### WORK REQUIRED
The lines to copy are those in the listing that hold the word "dinner".

===

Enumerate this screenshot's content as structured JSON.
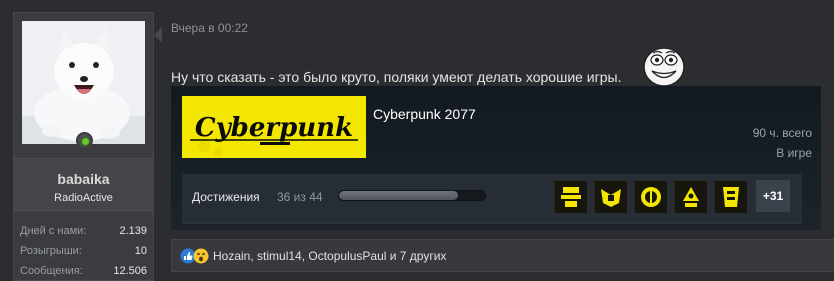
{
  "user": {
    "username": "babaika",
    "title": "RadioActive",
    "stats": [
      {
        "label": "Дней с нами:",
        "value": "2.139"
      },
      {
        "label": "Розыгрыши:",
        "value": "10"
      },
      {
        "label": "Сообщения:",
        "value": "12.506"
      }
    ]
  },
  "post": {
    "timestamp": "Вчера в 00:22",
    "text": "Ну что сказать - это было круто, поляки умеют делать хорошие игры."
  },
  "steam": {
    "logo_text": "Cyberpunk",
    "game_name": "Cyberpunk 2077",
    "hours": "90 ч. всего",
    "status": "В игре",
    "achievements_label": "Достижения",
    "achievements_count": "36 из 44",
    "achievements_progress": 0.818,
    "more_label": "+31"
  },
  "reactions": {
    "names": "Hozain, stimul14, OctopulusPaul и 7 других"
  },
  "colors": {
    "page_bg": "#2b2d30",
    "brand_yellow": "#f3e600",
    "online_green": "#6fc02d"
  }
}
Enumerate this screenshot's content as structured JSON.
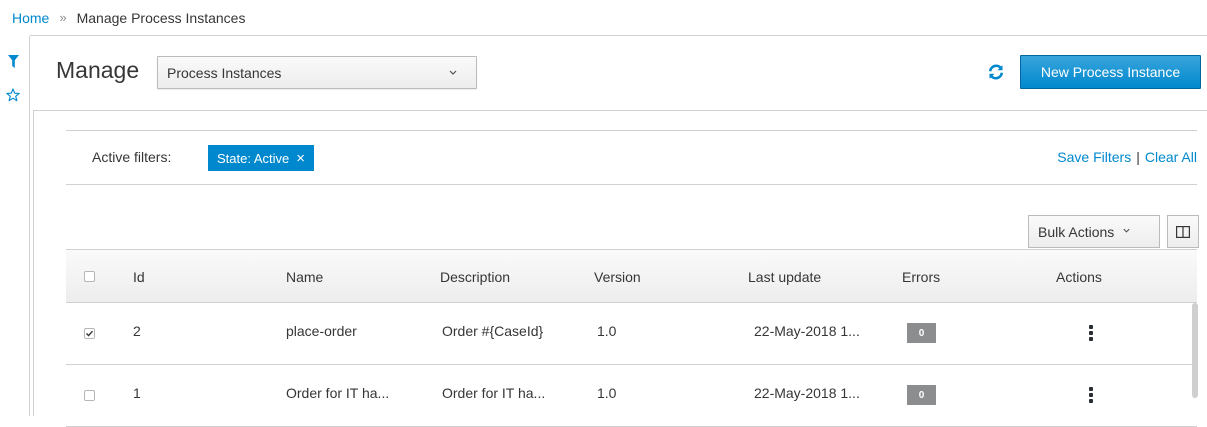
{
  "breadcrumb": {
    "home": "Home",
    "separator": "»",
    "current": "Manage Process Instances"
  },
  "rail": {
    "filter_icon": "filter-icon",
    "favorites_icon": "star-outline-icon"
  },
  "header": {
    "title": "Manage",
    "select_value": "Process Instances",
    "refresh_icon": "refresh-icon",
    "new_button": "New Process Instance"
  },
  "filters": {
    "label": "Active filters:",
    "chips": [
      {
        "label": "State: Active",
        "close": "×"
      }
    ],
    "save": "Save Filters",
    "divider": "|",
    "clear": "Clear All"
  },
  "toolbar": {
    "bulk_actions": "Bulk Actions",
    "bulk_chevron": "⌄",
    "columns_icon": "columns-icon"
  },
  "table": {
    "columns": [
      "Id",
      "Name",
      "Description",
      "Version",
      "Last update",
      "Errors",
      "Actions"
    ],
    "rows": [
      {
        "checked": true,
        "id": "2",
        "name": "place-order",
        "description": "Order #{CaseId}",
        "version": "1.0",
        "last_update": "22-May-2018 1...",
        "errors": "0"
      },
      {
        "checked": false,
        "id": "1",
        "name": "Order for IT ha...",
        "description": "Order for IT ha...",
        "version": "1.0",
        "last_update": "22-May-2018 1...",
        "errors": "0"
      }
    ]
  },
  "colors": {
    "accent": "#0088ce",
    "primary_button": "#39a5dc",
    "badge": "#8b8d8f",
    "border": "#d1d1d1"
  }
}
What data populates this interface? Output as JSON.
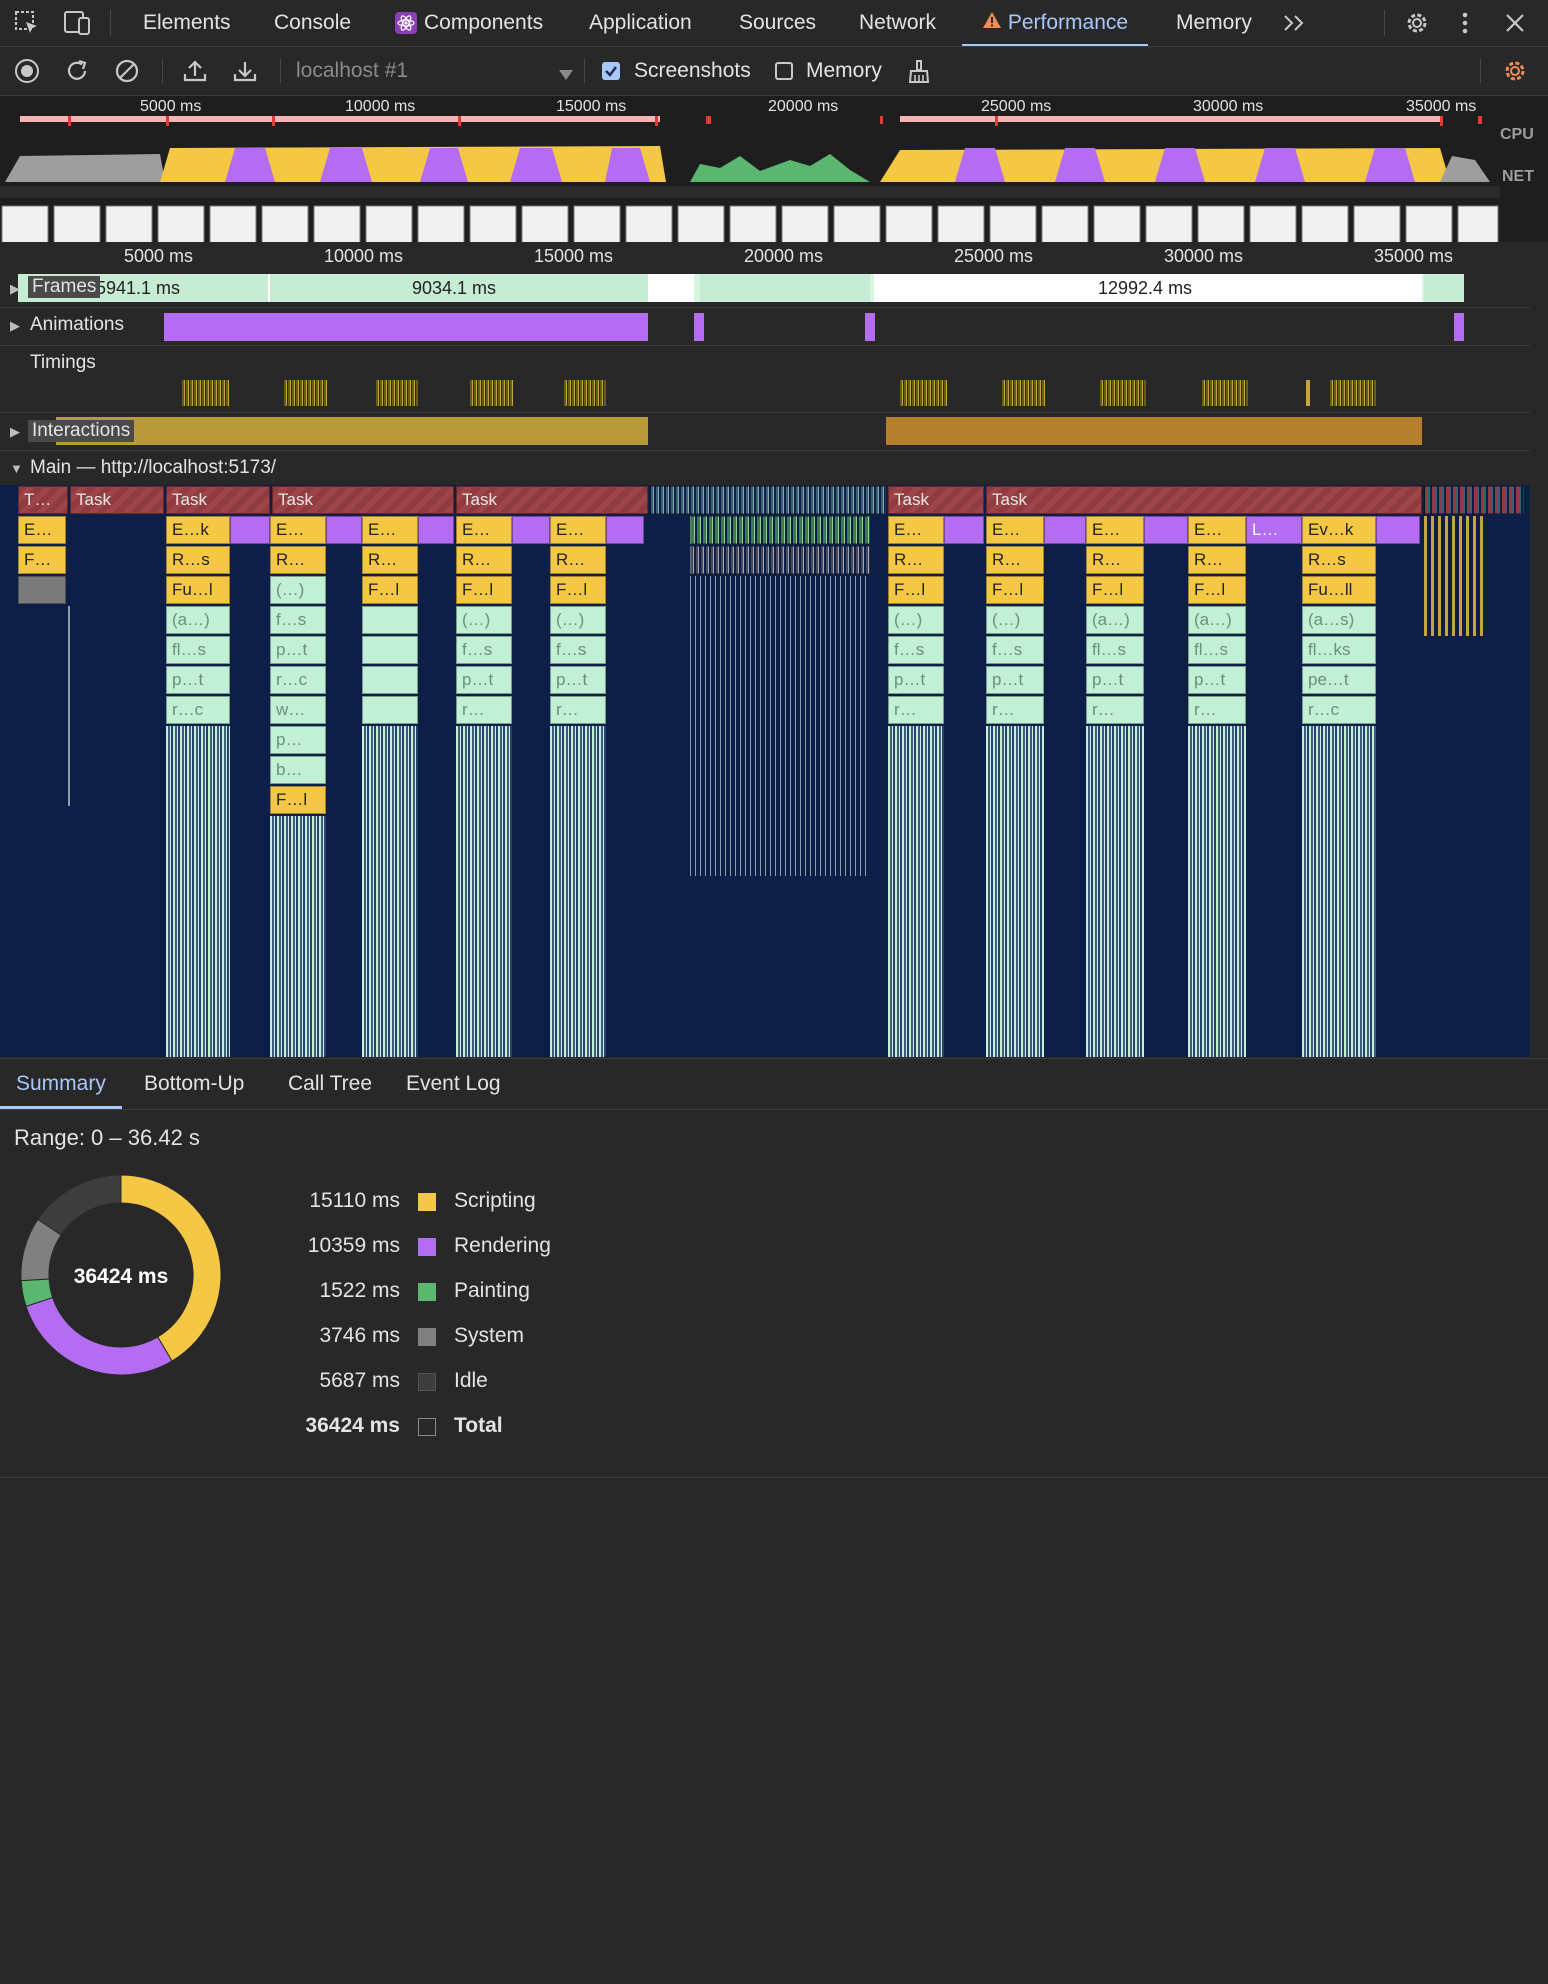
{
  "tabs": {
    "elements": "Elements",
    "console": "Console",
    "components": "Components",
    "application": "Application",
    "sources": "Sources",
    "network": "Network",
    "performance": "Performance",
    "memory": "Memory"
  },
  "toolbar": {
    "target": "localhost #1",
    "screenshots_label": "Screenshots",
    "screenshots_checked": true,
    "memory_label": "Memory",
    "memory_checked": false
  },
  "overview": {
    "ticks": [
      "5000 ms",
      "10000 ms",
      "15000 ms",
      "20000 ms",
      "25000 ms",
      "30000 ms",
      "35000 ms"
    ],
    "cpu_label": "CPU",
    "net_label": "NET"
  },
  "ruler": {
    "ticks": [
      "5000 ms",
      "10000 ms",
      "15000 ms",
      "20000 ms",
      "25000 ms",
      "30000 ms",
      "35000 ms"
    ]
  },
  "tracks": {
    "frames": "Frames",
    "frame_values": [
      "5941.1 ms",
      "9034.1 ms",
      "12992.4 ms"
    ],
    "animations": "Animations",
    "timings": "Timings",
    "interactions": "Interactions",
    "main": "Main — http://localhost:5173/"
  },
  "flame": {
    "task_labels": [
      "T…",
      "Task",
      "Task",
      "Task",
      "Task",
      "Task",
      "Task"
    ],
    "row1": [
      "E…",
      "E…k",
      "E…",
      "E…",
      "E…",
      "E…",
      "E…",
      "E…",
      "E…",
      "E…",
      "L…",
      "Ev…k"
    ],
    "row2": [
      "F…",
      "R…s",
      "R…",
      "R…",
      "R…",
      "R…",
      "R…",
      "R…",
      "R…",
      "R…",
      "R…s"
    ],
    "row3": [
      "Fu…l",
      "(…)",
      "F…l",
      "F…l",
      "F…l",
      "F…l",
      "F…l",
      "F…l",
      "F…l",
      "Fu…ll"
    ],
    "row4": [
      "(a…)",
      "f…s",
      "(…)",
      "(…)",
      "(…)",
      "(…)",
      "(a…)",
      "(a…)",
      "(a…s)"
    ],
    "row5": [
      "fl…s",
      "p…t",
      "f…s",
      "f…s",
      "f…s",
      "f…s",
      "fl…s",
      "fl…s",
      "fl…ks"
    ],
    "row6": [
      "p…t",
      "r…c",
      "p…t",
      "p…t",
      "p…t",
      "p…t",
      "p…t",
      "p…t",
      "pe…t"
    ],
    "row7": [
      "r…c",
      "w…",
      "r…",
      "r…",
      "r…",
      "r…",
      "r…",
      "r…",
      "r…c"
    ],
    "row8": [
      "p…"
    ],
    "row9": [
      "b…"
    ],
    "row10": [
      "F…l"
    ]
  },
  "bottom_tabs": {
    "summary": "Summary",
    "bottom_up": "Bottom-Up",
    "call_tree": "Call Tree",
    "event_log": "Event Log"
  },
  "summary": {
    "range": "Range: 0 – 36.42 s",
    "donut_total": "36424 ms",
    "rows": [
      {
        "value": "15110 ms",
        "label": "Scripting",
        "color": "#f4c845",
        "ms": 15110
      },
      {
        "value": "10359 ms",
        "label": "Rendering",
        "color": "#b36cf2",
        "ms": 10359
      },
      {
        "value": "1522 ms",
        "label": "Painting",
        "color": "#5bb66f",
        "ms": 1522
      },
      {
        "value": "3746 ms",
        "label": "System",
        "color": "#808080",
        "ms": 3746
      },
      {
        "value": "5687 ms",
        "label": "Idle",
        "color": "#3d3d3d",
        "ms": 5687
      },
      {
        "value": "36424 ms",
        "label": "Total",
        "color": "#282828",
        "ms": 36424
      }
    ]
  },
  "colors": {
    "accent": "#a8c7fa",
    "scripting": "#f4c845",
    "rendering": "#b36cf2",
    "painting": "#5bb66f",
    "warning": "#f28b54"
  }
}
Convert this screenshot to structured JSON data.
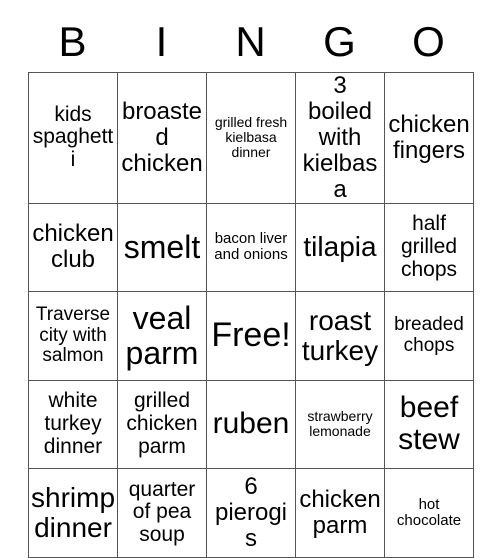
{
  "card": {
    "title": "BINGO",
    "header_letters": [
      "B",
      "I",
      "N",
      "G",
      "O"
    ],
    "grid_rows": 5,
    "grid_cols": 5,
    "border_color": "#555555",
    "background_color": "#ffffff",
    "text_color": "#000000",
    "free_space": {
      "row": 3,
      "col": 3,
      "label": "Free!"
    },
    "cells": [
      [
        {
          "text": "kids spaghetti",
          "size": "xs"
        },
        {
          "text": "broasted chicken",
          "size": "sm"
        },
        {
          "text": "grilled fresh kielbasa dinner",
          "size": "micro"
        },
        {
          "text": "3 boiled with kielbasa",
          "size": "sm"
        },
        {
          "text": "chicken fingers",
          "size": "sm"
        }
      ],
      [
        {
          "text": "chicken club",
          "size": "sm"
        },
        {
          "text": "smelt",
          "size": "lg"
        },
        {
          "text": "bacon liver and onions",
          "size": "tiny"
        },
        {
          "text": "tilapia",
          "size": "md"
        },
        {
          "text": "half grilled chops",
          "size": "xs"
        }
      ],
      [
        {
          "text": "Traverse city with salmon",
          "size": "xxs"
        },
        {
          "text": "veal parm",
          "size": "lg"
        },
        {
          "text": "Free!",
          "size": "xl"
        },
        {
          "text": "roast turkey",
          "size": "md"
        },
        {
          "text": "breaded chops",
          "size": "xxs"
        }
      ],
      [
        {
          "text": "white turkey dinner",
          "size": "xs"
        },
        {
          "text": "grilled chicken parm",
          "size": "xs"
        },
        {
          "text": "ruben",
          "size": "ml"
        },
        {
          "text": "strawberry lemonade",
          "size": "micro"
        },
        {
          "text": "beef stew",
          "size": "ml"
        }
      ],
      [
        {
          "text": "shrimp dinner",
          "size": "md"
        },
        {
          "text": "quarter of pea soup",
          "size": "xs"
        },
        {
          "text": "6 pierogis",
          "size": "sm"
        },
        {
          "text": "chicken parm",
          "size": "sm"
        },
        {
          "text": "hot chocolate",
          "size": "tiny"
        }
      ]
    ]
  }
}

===

### TASK OUTPUT
          "text": "grilled fresh kielbasa dinner",
          "text": "white turkey dinner",
          "text": "shrimp dinner",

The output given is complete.